“When I went to the financial aid office, they said because of the economic crisis that TAP (Tuition Assistance Plan) funding has been cut. I don’t know who cut it or when, but I just know it’s been cut by whoever is in charge of that. I noticed that I had a larger amount of loans compared to funding from the state so I went to financial aid and inquired about it and that’s what they explained. It was a considerable amount that I’m going to have to pay back in loans.

“I think there’s a cut in funding also because the biggest percentage of the increase we are paying is going toward the state deficit and not toward tuition on campus. It’s not going toward my housing. It’s not going toward paying for my classes, not going toward my food, or anything that’s going to benefit me. So, I’m going to have to pay all of that money back after I graduate. And, it’s going toward the state deficit which I don’t feel like I should be responsible for paying back.”

KevinKevin Bretscher

Kevin Bretscher is studying for his master’s degree in public administration at SUNY Albany. He said: “I am in the Student Senate and know that 90 percent of the tuition increase this year and 80 percent next year is going to other state agencies, not SUNY, since the entire state is in a crisis. The government sees students as vulnerable. Students are not organized. The student assembly from 60 SUNY campuses did lobby the state legislature and organized a SUNY-wide protest but it was ineffective.

“All school is for is to get you to work. And college isn't good enough. You even need to go to graduate school. 

“People have so much faith in Obama. I voted for him but I think the stimulus is irresponsible. They are not trying to reform the system as much as keep it alive. How much change is it to be supporting the banks?”

ChrisChris Denstsen

Chris Denstsen is a SUNY Albany senior majoring in political science. He said, “I am in the Educational Opportunity Program. The program helps disadvantaged students get into college and then helps them with tuition, books and tutoring to get them through. It has had cuts. I see less and less spots for freshmen trying to get in. There are about 100 in the program at SUNY Albany. Personally I am not for the bailing out of the banks. If the banks are getting assistance, why aren't the people getting assistance for health care, mass transit, and the staples people need to live on? At the very minimum, we should move toward a universal education and health care system."

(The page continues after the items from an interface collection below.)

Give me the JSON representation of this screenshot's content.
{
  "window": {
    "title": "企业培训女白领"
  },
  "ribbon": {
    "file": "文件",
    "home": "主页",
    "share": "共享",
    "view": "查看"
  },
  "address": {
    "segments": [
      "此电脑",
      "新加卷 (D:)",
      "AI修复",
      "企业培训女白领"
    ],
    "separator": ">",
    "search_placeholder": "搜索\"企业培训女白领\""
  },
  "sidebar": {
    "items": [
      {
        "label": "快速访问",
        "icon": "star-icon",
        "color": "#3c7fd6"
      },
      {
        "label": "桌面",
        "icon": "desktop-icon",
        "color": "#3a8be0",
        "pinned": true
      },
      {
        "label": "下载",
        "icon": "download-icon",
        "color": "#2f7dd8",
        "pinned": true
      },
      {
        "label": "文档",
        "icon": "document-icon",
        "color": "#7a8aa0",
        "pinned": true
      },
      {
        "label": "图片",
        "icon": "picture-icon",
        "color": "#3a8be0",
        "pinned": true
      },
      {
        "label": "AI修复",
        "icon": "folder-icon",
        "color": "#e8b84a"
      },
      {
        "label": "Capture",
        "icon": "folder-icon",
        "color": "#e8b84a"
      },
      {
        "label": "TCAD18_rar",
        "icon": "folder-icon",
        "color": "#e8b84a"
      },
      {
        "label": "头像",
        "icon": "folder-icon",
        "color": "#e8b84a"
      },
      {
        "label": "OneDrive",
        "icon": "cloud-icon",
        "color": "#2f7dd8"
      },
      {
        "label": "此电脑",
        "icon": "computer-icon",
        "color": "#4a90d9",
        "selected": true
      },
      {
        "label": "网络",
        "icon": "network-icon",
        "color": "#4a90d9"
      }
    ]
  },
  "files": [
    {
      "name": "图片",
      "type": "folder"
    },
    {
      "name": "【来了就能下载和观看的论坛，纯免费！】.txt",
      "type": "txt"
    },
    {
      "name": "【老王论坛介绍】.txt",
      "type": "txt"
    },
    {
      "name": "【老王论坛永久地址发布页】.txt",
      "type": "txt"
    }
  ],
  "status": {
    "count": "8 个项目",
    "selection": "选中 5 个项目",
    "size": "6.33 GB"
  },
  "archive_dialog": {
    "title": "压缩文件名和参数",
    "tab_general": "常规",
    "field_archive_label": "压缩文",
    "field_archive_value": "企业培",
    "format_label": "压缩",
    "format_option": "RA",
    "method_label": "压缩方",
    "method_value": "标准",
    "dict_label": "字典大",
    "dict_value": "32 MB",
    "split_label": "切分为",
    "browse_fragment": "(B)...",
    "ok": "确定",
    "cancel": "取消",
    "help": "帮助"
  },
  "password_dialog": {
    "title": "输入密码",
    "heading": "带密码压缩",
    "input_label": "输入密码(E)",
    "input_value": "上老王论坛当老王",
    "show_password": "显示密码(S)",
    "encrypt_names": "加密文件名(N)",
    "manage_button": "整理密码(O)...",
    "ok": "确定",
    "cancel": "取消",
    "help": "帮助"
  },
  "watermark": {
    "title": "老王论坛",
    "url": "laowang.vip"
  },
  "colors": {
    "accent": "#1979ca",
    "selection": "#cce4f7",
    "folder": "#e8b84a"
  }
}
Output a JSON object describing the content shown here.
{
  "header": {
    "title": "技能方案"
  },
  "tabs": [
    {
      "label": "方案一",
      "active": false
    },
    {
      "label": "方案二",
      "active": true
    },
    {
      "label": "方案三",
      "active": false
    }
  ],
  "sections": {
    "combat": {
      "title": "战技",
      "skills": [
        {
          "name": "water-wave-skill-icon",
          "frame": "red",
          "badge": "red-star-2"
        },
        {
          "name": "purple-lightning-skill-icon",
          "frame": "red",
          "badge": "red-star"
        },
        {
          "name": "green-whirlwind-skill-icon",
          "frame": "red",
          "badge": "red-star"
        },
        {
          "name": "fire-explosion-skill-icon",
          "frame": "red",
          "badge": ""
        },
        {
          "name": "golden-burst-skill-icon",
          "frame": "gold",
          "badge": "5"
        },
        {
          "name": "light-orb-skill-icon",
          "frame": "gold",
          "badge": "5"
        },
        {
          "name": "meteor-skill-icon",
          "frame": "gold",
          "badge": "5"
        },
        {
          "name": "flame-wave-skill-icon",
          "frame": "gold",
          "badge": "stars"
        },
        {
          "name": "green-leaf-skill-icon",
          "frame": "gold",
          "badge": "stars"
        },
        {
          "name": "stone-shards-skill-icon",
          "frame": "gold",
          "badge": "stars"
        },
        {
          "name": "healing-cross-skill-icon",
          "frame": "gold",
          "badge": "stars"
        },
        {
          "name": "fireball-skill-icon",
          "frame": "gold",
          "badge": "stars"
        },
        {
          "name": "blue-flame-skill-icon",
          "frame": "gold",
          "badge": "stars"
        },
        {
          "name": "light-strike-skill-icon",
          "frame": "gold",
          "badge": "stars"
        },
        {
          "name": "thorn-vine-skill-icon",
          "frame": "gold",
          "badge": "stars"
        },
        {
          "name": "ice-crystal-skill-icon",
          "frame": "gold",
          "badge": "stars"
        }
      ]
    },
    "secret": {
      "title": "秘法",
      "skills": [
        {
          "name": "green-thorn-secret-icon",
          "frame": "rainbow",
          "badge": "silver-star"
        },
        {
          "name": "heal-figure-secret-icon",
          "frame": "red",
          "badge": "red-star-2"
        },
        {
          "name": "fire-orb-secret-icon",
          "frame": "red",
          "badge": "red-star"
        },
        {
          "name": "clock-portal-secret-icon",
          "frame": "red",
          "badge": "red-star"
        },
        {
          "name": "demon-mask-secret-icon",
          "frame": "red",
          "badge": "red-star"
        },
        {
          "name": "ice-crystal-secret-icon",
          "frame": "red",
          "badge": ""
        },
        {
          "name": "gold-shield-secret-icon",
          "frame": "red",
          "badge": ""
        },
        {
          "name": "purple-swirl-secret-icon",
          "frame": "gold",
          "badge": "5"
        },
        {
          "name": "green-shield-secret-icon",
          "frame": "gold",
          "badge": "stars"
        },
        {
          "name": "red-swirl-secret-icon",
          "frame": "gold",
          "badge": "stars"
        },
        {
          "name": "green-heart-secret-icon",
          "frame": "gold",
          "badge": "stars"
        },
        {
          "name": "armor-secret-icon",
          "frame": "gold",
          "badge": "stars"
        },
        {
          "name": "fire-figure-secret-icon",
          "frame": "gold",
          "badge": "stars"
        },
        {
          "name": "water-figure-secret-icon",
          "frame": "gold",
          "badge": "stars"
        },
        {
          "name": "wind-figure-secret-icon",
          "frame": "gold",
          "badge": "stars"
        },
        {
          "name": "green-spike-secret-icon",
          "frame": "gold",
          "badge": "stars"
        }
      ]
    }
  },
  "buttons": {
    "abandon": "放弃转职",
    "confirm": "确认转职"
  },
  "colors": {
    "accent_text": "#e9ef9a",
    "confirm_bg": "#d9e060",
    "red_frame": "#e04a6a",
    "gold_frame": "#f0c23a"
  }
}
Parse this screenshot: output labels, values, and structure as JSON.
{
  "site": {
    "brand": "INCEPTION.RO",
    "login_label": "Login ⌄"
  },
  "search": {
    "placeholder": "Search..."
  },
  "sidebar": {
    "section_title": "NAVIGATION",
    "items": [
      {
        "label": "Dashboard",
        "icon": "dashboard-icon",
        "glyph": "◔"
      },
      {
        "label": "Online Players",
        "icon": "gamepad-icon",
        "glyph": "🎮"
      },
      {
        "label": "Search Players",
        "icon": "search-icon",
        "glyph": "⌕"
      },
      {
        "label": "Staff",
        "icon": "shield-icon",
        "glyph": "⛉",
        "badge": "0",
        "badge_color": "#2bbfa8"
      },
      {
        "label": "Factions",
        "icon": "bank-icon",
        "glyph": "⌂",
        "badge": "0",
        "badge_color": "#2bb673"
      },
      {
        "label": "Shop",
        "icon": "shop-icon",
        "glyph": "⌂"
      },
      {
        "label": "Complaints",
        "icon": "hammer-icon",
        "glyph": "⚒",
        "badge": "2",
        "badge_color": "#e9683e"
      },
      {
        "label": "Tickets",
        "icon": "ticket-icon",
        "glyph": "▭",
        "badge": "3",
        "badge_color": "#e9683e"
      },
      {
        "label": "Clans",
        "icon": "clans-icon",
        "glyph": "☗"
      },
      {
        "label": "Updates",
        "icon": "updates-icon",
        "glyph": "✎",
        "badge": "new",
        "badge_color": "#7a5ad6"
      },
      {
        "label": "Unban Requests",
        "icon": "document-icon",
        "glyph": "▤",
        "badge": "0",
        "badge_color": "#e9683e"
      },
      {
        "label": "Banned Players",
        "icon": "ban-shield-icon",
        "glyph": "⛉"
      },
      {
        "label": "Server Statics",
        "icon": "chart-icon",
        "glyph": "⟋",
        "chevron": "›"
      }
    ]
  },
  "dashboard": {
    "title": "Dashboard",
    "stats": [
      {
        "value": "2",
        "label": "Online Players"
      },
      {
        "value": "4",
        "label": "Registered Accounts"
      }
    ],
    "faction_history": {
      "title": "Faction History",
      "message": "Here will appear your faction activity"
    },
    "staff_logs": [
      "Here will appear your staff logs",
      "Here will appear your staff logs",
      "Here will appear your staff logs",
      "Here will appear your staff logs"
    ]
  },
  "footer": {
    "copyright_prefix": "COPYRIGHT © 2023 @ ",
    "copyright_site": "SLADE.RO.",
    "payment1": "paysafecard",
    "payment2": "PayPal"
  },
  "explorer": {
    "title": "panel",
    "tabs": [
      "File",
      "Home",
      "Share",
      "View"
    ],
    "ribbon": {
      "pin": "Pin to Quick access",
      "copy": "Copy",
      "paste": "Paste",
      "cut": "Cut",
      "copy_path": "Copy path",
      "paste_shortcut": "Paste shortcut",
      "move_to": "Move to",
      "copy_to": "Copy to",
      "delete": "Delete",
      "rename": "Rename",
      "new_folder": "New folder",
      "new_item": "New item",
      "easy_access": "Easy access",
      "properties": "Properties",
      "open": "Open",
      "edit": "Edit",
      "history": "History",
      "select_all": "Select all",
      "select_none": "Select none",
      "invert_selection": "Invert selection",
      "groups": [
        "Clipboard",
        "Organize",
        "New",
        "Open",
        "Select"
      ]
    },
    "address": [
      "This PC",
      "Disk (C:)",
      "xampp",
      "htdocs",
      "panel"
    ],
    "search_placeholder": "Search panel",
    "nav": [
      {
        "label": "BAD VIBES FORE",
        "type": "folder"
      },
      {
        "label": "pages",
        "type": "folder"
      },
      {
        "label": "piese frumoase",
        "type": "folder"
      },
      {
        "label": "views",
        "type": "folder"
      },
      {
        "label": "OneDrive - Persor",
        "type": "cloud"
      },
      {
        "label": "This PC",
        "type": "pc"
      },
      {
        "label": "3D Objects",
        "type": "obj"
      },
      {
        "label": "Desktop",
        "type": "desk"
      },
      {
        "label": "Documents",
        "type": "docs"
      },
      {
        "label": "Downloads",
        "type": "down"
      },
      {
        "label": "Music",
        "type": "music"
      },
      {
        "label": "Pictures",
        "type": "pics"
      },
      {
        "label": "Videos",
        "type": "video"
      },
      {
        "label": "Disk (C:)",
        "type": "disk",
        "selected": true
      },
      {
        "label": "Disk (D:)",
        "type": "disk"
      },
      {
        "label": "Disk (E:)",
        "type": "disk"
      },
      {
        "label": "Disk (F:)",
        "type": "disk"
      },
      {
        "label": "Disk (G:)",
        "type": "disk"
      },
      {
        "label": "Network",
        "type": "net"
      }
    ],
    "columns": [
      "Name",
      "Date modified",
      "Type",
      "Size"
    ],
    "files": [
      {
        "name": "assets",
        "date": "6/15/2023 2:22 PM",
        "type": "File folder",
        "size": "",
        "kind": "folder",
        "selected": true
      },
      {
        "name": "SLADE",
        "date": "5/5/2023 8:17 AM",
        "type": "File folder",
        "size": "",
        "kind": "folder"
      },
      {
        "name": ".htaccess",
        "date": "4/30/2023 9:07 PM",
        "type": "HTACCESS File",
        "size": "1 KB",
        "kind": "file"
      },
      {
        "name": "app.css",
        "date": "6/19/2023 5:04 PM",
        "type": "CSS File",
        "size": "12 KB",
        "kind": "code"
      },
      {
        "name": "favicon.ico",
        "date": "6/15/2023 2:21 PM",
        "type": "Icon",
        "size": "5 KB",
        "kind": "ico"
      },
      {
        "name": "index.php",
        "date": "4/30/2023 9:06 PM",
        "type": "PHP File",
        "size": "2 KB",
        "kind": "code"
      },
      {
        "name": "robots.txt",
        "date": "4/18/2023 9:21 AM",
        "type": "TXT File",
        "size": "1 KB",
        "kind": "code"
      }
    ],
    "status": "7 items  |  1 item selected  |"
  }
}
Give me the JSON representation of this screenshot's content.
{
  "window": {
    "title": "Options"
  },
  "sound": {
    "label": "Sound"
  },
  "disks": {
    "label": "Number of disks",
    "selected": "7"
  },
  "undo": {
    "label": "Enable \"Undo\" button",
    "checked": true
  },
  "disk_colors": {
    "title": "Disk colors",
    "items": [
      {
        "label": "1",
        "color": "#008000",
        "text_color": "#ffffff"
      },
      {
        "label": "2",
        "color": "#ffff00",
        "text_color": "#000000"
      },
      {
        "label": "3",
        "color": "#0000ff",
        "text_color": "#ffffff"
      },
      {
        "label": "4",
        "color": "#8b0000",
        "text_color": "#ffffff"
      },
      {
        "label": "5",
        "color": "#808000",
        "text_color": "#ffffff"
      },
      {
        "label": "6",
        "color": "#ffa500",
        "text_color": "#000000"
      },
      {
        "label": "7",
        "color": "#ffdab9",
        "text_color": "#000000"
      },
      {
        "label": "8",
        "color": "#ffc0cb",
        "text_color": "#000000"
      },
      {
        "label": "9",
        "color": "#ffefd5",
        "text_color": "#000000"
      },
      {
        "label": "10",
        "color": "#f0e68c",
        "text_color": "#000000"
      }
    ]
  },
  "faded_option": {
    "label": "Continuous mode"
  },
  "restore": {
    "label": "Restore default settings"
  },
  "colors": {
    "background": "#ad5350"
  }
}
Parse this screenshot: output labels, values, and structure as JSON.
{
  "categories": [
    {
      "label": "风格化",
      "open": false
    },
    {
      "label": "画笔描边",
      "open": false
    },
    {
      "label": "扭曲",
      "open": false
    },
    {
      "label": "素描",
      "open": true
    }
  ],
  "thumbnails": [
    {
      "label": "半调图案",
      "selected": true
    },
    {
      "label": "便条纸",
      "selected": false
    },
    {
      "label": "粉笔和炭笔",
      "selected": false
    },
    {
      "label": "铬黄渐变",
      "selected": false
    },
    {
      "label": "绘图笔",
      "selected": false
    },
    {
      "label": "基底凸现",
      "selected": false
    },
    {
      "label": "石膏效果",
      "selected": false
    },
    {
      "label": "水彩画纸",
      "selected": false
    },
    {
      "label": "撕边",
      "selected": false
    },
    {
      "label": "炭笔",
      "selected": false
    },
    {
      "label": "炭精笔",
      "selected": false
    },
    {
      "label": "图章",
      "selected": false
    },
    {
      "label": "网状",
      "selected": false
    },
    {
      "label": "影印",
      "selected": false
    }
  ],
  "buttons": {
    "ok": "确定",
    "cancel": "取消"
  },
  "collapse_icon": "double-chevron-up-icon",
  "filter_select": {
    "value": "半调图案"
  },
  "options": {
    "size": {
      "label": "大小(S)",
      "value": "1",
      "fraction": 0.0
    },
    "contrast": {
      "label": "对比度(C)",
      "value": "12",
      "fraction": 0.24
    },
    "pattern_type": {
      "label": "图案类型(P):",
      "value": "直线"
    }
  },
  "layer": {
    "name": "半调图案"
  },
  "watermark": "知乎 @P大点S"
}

In New York City, Jason King, a junior at City College of New York (CUNY), said, “I don’t believe in a system that requires you to pay so much for education, which is a necessity like air. It sets up a cycle of destruction. The more you have to pay, the more you have to do something to pay this off, and the less you can study. I think it is very bad that they have raised our tuition. I don’t believe in the Democrats because they are the same as the Republicans. I don’t believe in a system that depends on constant profiteering. And Wall Street profiteering has been based on imaginary money. Now we have to pay it off.”